DIRECTIONS »
Take each line of the entries below that contains "public" and copy it.

>>>

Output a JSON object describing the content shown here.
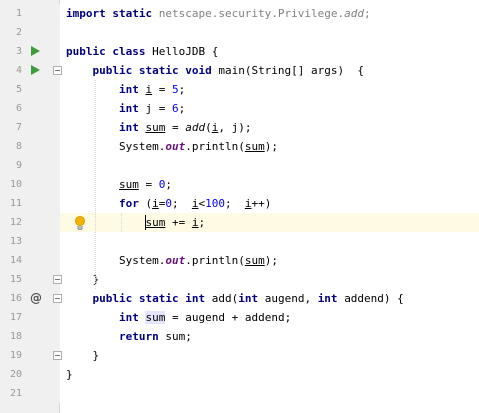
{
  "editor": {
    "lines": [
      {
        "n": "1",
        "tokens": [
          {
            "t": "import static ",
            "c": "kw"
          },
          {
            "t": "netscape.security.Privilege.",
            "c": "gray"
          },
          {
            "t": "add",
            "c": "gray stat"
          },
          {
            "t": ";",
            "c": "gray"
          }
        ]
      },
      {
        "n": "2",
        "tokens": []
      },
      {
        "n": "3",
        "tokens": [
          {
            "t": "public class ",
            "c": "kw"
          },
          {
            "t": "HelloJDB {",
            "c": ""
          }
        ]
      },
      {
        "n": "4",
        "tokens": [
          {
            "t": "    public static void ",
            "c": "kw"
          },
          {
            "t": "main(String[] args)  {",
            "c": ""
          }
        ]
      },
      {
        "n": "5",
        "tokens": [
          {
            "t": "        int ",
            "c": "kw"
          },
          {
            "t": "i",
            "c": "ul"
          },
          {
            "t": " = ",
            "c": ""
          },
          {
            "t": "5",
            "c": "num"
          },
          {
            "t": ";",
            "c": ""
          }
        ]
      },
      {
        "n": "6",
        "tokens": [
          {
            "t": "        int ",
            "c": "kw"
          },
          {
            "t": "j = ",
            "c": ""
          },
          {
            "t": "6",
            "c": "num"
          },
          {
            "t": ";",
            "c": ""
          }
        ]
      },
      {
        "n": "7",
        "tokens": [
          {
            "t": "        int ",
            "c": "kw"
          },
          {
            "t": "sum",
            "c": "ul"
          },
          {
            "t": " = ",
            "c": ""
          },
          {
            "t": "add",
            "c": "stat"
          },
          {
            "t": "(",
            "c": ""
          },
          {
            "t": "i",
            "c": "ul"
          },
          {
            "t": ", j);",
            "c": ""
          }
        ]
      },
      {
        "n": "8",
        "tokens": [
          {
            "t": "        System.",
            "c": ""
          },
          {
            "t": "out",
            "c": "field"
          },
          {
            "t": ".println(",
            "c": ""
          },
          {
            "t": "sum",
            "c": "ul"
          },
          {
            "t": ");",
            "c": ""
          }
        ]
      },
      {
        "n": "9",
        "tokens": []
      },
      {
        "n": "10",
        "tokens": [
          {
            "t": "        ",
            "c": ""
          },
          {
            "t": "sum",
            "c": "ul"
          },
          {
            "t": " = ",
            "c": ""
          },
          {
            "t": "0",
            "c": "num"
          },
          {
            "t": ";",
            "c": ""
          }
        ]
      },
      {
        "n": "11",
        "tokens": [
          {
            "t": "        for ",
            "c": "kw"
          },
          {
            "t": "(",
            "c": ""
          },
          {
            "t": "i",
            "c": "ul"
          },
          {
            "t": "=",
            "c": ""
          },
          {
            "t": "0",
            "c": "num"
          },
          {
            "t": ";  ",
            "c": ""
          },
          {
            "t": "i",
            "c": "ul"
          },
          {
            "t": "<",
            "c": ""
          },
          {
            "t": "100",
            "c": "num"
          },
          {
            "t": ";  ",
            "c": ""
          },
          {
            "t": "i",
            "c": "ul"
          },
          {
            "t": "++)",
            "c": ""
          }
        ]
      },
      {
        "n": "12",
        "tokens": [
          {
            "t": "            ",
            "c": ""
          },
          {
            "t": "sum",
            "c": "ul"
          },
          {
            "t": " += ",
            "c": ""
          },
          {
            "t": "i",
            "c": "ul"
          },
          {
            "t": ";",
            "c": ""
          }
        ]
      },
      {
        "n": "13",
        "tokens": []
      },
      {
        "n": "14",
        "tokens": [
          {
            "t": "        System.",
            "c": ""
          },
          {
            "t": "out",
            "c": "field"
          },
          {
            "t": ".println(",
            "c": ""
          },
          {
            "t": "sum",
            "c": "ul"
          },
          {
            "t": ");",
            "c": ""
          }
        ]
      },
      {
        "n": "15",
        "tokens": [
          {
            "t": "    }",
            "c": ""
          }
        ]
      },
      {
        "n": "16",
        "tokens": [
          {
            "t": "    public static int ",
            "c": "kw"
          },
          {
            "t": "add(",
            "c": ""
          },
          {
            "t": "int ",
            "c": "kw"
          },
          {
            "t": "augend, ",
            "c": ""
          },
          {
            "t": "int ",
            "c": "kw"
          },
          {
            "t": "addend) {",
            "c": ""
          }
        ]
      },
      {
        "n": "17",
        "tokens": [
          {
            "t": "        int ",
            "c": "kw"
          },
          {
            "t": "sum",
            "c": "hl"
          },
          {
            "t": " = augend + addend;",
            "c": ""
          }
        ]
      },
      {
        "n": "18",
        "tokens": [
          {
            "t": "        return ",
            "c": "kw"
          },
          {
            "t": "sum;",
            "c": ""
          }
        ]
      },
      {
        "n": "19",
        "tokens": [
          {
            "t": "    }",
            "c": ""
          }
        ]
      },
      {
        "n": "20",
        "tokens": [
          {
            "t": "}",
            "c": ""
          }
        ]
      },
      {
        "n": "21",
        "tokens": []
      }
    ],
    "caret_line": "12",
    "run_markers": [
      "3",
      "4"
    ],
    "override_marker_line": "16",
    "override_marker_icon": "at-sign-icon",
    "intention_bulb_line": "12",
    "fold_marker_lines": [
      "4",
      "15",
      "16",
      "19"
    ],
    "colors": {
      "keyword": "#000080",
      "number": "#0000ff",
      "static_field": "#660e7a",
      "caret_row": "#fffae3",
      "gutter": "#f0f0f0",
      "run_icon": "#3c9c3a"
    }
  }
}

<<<

SOLUTION »
            "t": "public class ",
            "t": "    public static void ",
            "t": "    public static int ",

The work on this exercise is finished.